This went on to be the pattern in all my relationships. I was always subconsciously drawn to the same types of people, either those who hurt me or those who could not show me love. We would fight after they did something horrible, and I would retreat in pain. Then they would show up at my house with flowers, tearful eyes, and an “I’m sorry.” And every time we fought and I moved away, I felt the tension as I subconsciously “needed” them to come after me and play out this dynamic.

I had no idea I had internal programming that was making me play out these scenarios over and over again with the people who matched that same energy I had experienced as a child with my father.

I would feel instant relief when they did come, which is a normal and expected reaction because this is the very nature of trauma bonds. When we become trauma bonded to others, the reaction is akin to a drug addiction and the relief experienced when we finally take a hit of the drug we want.

But that wasn’t the only thing I felt. This feeling in the pit of my stomach would appear as well—a feeling I would come to learn was my intuition and my inner child, both signaling to me how this was the wrong choice and how I was self-abandoning. But at the time, I didn’t hear that voice or recognize it. Many of us have been conditioned to not listen to our inner voice, especially if it was overridden by someone who limited our power at a young age.

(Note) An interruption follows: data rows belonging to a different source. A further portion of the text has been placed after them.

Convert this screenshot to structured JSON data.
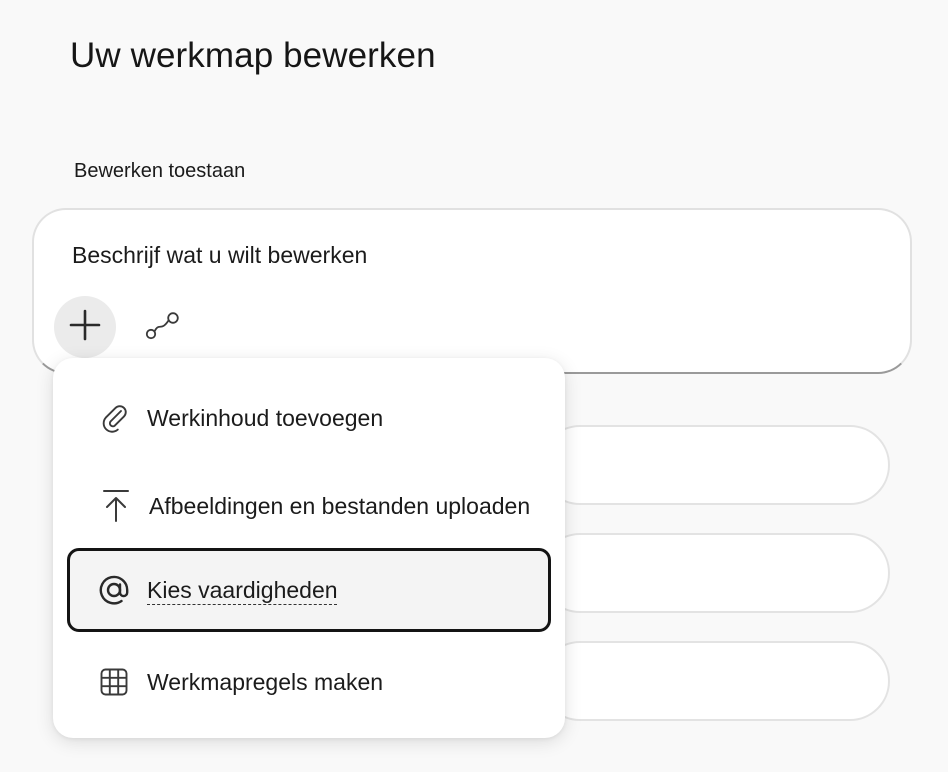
{
  "page": {
    "title": "Uw werkmap bewerken"
  },
  "editor": {
    "section_label": "Bewerken toestaan",
    "composer": {
      "placeholder": "Beschrijf wat u wilt bewerken",
      "plus_icon": "plus-icon",
      "connect_icon": "connector-icon"
    }
  },
  "menu": {
    "items": [
      {
        "label": "Werkinhoud toevoegen",
        "icon": "paperclip-icon",
        "selected": false
      },
      {
        "label": "Afbeeldingen en bestanden uploaden",
        "icon": "upload-icon",
        "selected": false
      },
      {
        "label": "Kies vaardigheden",
        "icon": "at-sign-icon",
        "selected": true
      },
      {
        "label": "Werkmapregels maken",
        "icon": "grid-icon",
        "selected": false
      }
    ]
  },
  "colors": {
    "page_background": "#f9f9f9",
    "surface": "#ffffff",
    "selected_border": "#141414",
    "selected_background": "#f4f4f4",
    "plus_button_background": "#ebebeb"
  }
}
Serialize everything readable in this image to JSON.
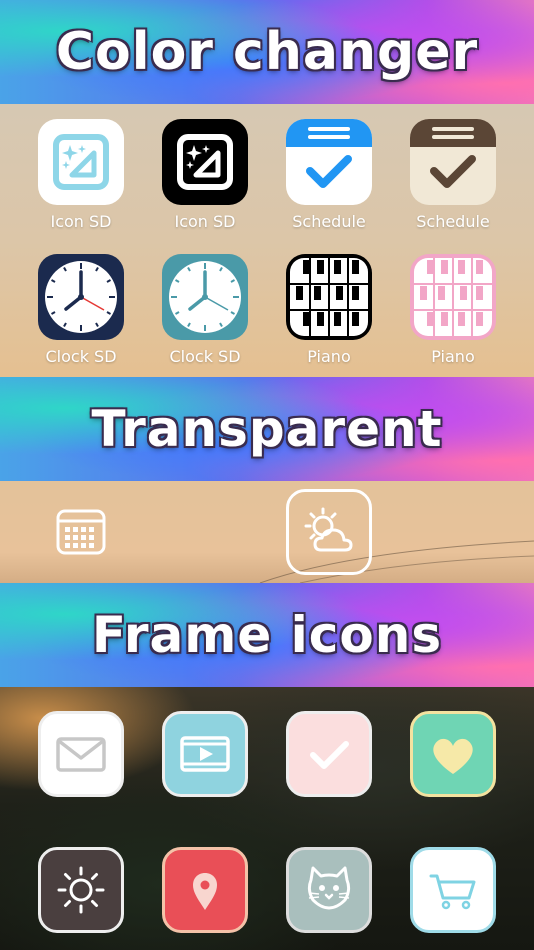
{
  "banners": {
    "color_changer": "Color changer",
    "transparent": "Transparent",
    "frame_icons": "Frame icons"
  },
  "color_changer_apps": [
    {
      "label": "Icon SD",
      "icon": "icon-sd-light-icon",
      "color": "#ffffff"
    },
    {
      "label": "Icon SD",
      "icon": "icon-sd-dark-icon",
      "color": "#000000"
    },
    {
      "label": "Schedule",
      "icon": "schedule-blue-icon",
      "color": "#2196f3"
    },
    {
      "label": "Schedule",
      "icon": "schedule-brown-icon",
      "color": "#5b4636"
    },
    {
      "label": "Clock SD",
      "icon": "clock-navy-icon",
      "color": "#1b2a4e"
    },
    {
      "label": "Clock SD",
      "icon": "clock-teal-icon",
      "color": "#4a9aa8"
    },
    {
      "label": "Piano",
      "icon": "piano-black-icon",
      "color": "#000000"
    },
    {
      "label": "Piano",
      "icon": "piano-pink-icon",
      "color": "#f2a6c7"
    }
  ],
  "transparent_icons": [
    {
      "icon": "calendar-outline-icon"
    },
    {
      "icon": "weather-partly-cloudy-icon"
    }
  ],
  "frame_icons": [
    {
      "icon": "mail-icon",
      "color": "#ffffff"
    },
    {
      "icon": "video-play-icon",
      "color": "#8fd3df"
    },
    {
      "icon": "checkmark-icon",
      "color": "#fbdede"
    },
    {
      "icon": "heart-icon",
      "color": "#6fd5b4"
    },
    {
      "icon": "sun-icon",
      "color": "#4a3f3f"
    },
    {
      "icon": "map-pin-icon",
      "color": "#e94f57"
    },
    {
      "icon": "cat-icon",
      "color": "#a9bfbd"
    },
    {
      "icon": "shopping-cart-icon",
      "color": "#ffffff"
    }
  ]
}
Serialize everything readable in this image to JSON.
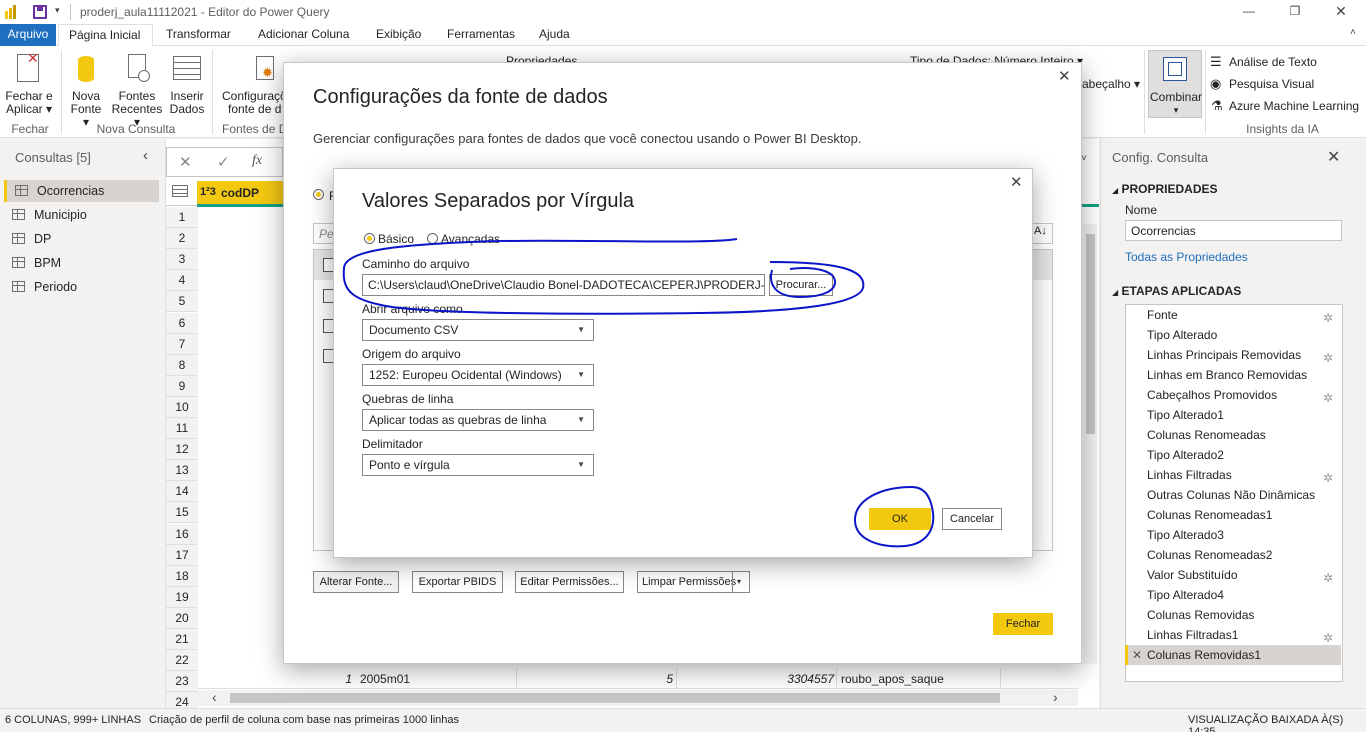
{
  "window": {
    "title": "proderj_aula11112021 - Editor do Power Query"
  },
  "tabs": [
    "Arquivo",
    "Página Inicial",
    "Transformar",
    "Adicionar Coluna",
    "Exibição",
    "Ferramentas",
    "Ajuda"
  ],
  "ribbon": {
    "close_apply": [
      "Fechar e",
      "Aplicar ▾"
    ],
    "new_source": [
      "Nova",
      "Fonte ▾"
    ],
    "recent_sources": [
      "Fontes",
      "Recentes ▾"
    ],
    "enter_data": [
      "Inserir",
      "Dados"
    ],
    "data_source_settings": [
      "Configuraçõ",
      "fonte de d"
    ],
    "properties": "Propriedades",
    "data_type": "Tipo de Dados: Número Inteiro ▾",
    "headers": "abeçalho ▾",
    "combine": "Combinar",
    "text_analytics": "Análise de Texto",
    "vision": "Pesquisa Visual",
    "azure_ml": "Azure Machine Learning",
    "groups": {
      "close": "Fechar",
      "new_query": "Nova Consulta",
      "data_sources": "Fontes de D",
      "ai_insights": "Insights da IA"
    }
  },
  "queries": {
    "header": "Consultas [5]",
    "items": [
      "Ocorrencias",
      "Municipio",
      "DP",
      "BPM",
      "Periodo"
    ]
  },
  "grid": {
    "column_header": "codDP",
    "row_numbers": [
      "1",
      "2",
      "3",
      "4",
      "5",
      "6",
      "7",
      "8",
      "9",
      "10",
      "11",
      "12",
      "13",
      "14",
      "15",
      "16",
      "17",
      "18",
      "19",
      "20",
      "21",
      "22",
      "23",
      "24"
    ],
    "visible_row": {
      "index": "1",
      "period": "2005m01",
      "value1": "5",
      "value2": "3304557",
      "value3": "roubo_apos_saque"
    }
  },
  "settings": {
    "header": "Config. Consulta",
    "properties_title": "PROPRIEDADES",
    "name_label": "Nome",
    "name_value": "Ocorrencias",
    "all_props_link": "Todas as Propriedades",
    "steps_title": "ETAPAS APLICADAS",
    "steps": [
      {
        "label": "Fonte",
        "gear": true
      },
      {
        "label": "Tipo Alterado",
        "gear": false
      },
      {
        "label": "Linhas Principais Removidas",
        "gear": true
      },
      {
        "label": "Linhas em Branco Removidas",
        "gear": false
      },
      {
        "label": "Cabeçalhos Promovidos",
        "gear": true
      },
      {
        "label": "Tipo Alterado1",
        "gear": false
      },
      {
        "label": "Colunas Renomeadas",
        "gear": false
      },
      {
        "label": "Tipo Alterado2",
        "gear": false
      },
      {
        "label": "Linhas Filtradas",
        "gear": true
      },
      {
        "label": "Outras Colunas Não Dinâmicas",
        "gear": false
      },
      {
        "label": "Colunas Renomeadas1",
        "gear": false
      },
      {
        "label": "Tipo Alterado3",
        "gear": false
      },
      {
        "label": "Colunas Renomeadas2",
        "gear": false
      },
      {
        "label": "Valor Substituído",
        "gear": true
      },
      {
        "label": "Tipo Alterado4",
        "gear": false
      },
      {
        "label": "Colunas Removidas",
        "gear": false
      },
      {
        "label": "Linhas Filtradas1",
        "gear": true
      },
      {
        "label": "Colunas Removidas1",
        "gear": false
      }
    ]
  },
  "statusbar": {
    "left": "6 COLUNAS, 999+ LINHAS",
    "middle": "Criação de perfil de coluna com base nas primeiras 1000 linhas",
    "right": "VISUALIZAÇÃO BAIXADA À(S) 14:35"
  },
  "dialog_sources": {
    "title": "Configurações da fonte de dados",
    "subtitle": "Gerenciar configurações para fontes de dados que você conectou usando o Power BI Desktop.",
    "radio_partial": "F",
    "search_partial": "Pes",
    "buttons": {
      "change_source": "Alterar Fonte...",
      "export": "Exportar PBIDS",
      "edit_perms": "Editar Permissões...",
      "clear_perms": "Limpar Permissões",
      "close": "Fechar"
    }
  },
  "dialog_csv": {
    "title": "Valores Separados por Vírgula",
    "mode_basic": "Básico",
    "mode_advanced": "Avançadas",
    "path_label": "Caminho do arquivo",
    "path_value": "C:\\Users\\claud\\OneDrive\\Claudio Bonel-DADOTECA\\CEPERJ\\PRODERJ-Pow",
    "browse": "Procurar...",
    "open_as_label": "Abrir arquivo como",
    "open_as_value": "Documento CSV",
    "origin_label": "Origem do arquivo",
    "origin_value": "1252: Europeu Ocidental (Windows)",
    "linebreaks_label": "Quebras de linha",
    "linebreaks_value": "Aplicar todas as quebras de linha",
    "delimiter_label": "Delimitador",
    "delimiter_value": "Ponto e vírgula",
    "ok": "OK",
    "cancel": "Cancelar"
  },
  "colors": {
    "accent_yellow": "#f2c811",
    "file_tab_blue": "#1e6fbf",
    "annotation_ink": "#0a14c8"
  }
}
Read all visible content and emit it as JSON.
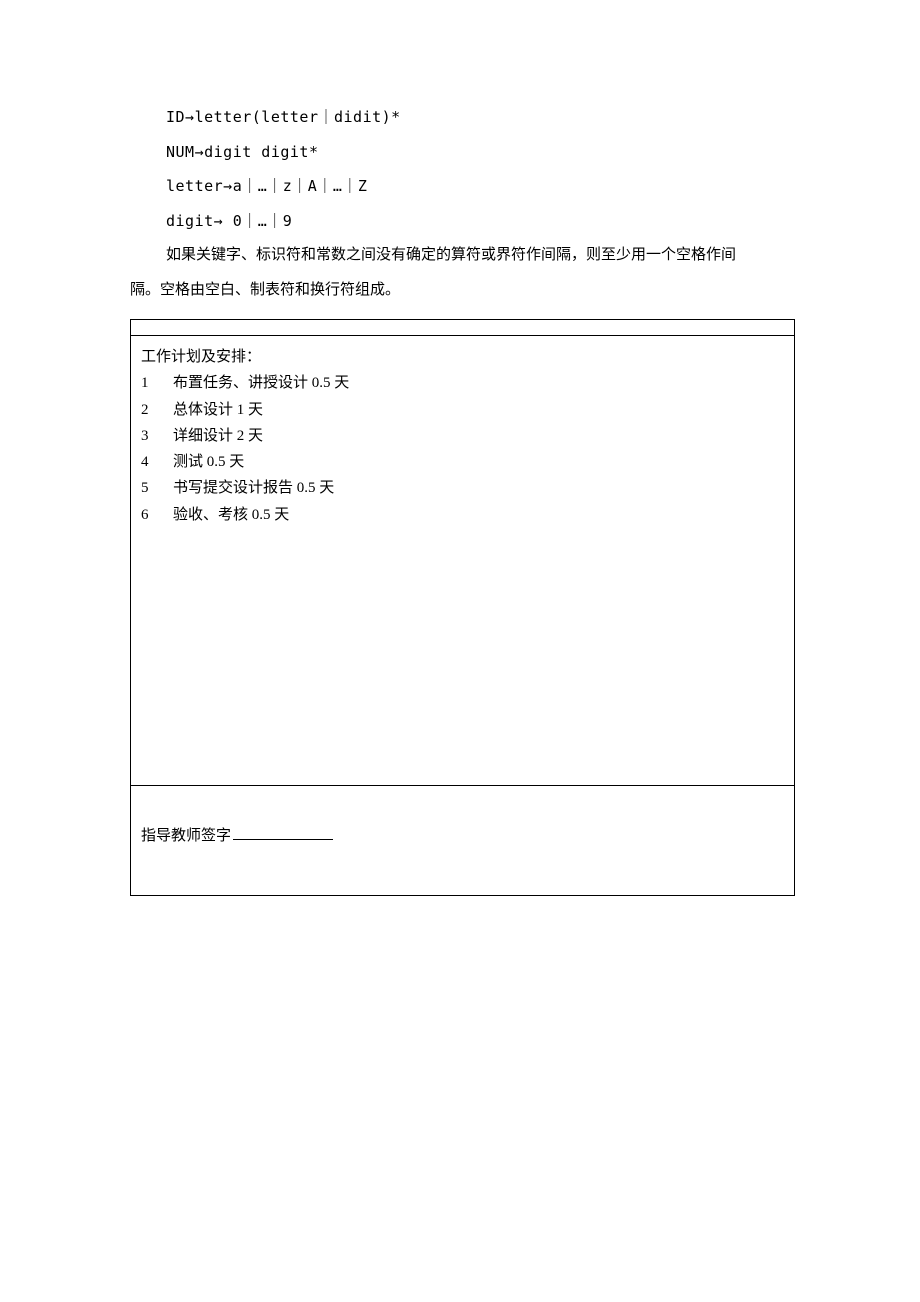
{
  "grammar": {
    "line1": "ID→letter(letter｜didit)*",
    "line2": "NUM→digit digit*",
    "line3": "letter→a｜…｜z｜A｜…｜Z",
    "line4": "digit→ 0｜…｜9"
  },
  "description": {
    "part1": "如果关键字、标识符和常数之间没有确定的算符或界符作间隔，则至少用一个空格作间",
    "part2": "隔。空格由空白、制表符和换行符组成。"
  },
  "plan": {
    "title": "工作计划及安排：",
    "items": [
      {
        "num": "1",
        "text": "布置任务、讲授设计   0.5 天"
      },
      {
        "num": "2",
        "text": "总体设计       1 天"
      },
      {
        "num": "3",
        "text": "详细设计       2 天"
      },
      {
        "num": "4",
        "text": "测试       0.5 天"
      },
      {
        "num": "5",
        "text": "书写提交设计报告       0.5 天"
      },
      {
        "num": "6",
        "text": "验收、考核   0.5 天"
      }
    ]
  },
  "signature": {
    "label": "指导教师签字"
  }
}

Learning why things are happening the way they are is incredibly important. When we can understand what is happening at a deeper level, we can begin to unravel the threads that keep us bound to the patterns that aren’t serving us, without having false and inaccurate notions of love clouding them.

Then we learn that we never needed that other person to come back and tell us that they’re sorry. We don’t need them to take accountability for how they behaved with us. That’s their own story for them to repeat with everyone else in their lives.

But it is not our story. It ends with us. Because we are no longer giving away our power to others. And we don’t need anyone’s admission or remorse to allow us to heal and move on.

We can do that on our own now—without them.

And there isn’t anything more freeing and empowering than that.

~

Please consider Boosting our authors’ articles in their first week to help them win Elephant’s Ecosystem so they can get paid and write more.

~

Read 14 Comments and Reply
X

Read 14 comments and reply

Top Contributors Latest

Giuseppina Barberi  |  Contribution: 3,505

author: Giuseppina Barberi

Image: cottonbro/Pexels

Editor: Nicole Cameron